The animation of TAS gets a hard time here (and other places, I guess), but for the early 70's TV market, it was pretty standard. At the time, it didn't stand out as "bad". Actually, Filmation had some of the best character renderings and backgrounds in the industry. Agreed, they took a lot of obvious shortcuts, which is a Filmation trait, such as constantly reusing the same angles, and movements, focusing on an ear so a mouth wouldn't need to be synced up, etc. You can pretty much see every drawing of the main cast of the entire series in a single episode. But, as a kid, I barely noticed it. Actually, I did notice it enough to influence the way I drew homemade comics. The same angles and poses.
But look at other Saturday morning shows of the time. They may have been more fully animated, but the images were inconsistent and the movements less fluid. IN later Filmation efforts, every so often - and it was rare - they would use rotoscoping. I don't think it was used on TAS, however. But pop in a DVD of The Superfriends from Hannah Barbera, and see some of the sloppiest animation ever aired.

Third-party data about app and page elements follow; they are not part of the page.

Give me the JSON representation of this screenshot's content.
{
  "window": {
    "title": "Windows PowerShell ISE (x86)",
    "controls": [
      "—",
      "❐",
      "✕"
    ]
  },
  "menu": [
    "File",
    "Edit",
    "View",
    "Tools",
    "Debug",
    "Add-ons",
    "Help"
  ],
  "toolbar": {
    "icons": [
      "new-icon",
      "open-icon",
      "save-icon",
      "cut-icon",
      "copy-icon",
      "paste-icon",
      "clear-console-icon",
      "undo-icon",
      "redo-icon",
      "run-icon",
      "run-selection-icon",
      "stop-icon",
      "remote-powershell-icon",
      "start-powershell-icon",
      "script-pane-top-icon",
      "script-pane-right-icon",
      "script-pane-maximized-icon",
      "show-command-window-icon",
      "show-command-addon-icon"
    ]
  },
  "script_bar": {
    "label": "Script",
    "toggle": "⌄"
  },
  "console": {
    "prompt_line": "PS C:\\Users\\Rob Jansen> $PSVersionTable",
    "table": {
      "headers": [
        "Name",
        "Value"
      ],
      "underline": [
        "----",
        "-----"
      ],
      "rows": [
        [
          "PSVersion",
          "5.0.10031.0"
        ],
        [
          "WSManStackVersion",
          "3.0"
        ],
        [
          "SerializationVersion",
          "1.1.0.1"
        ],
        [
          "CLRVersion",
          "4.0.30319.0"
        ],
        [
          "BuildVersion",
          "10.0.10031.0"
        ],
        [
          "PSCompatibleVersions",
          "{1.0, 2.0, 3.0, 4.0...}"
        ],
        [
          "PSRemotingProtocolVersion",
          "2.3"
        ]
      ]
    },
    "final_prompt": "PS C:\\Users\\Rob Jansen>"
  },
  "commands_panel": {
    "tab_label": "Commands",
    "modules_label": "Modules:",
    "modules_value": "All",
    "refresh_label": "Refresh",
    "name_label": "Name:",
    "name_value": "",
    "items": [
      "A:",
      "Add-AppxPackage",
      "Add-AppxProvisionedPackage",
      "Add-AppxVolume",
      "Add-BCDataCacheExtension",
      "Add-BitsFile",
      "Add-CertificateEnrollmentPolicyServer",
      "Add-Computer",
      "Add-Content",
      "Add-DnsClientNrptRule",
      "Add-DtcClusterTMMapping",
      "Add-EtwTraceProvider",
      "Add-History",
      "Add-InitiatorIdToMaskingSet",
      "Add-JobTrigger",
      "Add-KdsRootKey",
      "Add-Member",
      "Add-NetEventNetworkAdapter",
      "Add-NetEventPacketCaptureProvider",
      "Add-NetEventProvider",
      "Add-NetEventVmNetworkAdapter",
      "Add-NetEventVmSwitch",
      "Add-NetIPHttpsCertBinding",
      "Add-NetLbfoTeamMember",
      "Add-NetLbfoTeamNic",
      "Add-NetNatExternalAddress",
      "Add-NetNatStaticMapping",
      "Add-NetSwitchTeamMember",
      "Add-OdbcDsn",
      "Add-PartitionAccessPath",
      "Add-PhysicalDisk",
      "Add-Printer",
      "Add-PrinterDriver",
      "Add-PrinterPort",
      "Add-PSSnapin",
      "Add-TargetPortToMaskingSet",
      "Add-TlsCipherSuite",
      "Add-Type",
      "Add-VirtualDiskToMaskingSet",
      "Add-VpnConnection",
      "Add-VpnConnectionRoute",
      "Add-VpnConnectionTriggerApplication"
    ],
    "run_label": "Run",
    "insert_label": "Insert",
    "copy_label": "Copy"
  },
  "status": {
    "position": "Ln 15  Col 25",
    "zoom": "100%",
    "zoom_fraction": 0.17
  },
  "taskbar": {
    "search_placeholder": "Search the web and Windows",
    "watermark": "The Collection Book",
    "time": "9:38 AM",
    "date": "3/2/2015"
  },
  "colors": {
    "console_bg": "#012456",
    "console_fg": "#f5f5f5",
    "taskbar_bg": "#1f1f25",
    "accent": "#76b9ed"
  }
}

Or think back to what else was on Saturday morning in 1973 & 74: Yogi's Gang, Inch High Private Eye, Emergency Plus Four, Goober and the Ghost Chasers, and so on. None of these had images nearly as nice as Filmation.
What I loved about this period, was that the schedule was filled full of live action TV shows adapted for animation, many with the original cast voices. Trek and Emergency Plus Four were two, as were The Brady Kids, The New Adventures of Gilligan (Gilligan, Brady Kids and Trek - all Filmation), The Partridge Family 2200 AD. Then there were those without original voices, but still based on earlier 60's shows, like Jeannie, My Favorite Martians, and The Addams Family. There was even a pilot for a Lost in Space cartoon, with only Jonathan Harris involved, but it stank on ice. Strangely, aside from that one attempt, the Irwin Allen shows were not mined for animation. Those had evolved (if that's an appropriate word) into live action cartoons and would have been perfect for Saturday morning.
I loved it all, because when I was 6 or 7, the 60's shows were hugely
popular in syndication. Trek was just one that lived beyond reruns, but at the time, nearly everything
fantasy related from the 60's was a huge hit with kids, which spawned these spin-offs. Adults also got into them, if my family was any indication, which was funny considering prime-time television had started to become "relevant" at the turn of the decade. Looks like some of us weren't ready for the change. I'm still not. When I see a listing of the fall line up in 1966, I weep having missed it. No less than eleven prime time fantasy/sci-fi/adventure shows on the air. Some even conflicting with each other - that would have killed me.
Anyway, sorry this fell off topic. Yes, TAS on Blu-Ray would be great, and put all of my original cast Trek in that format. TAS is the lone holdout.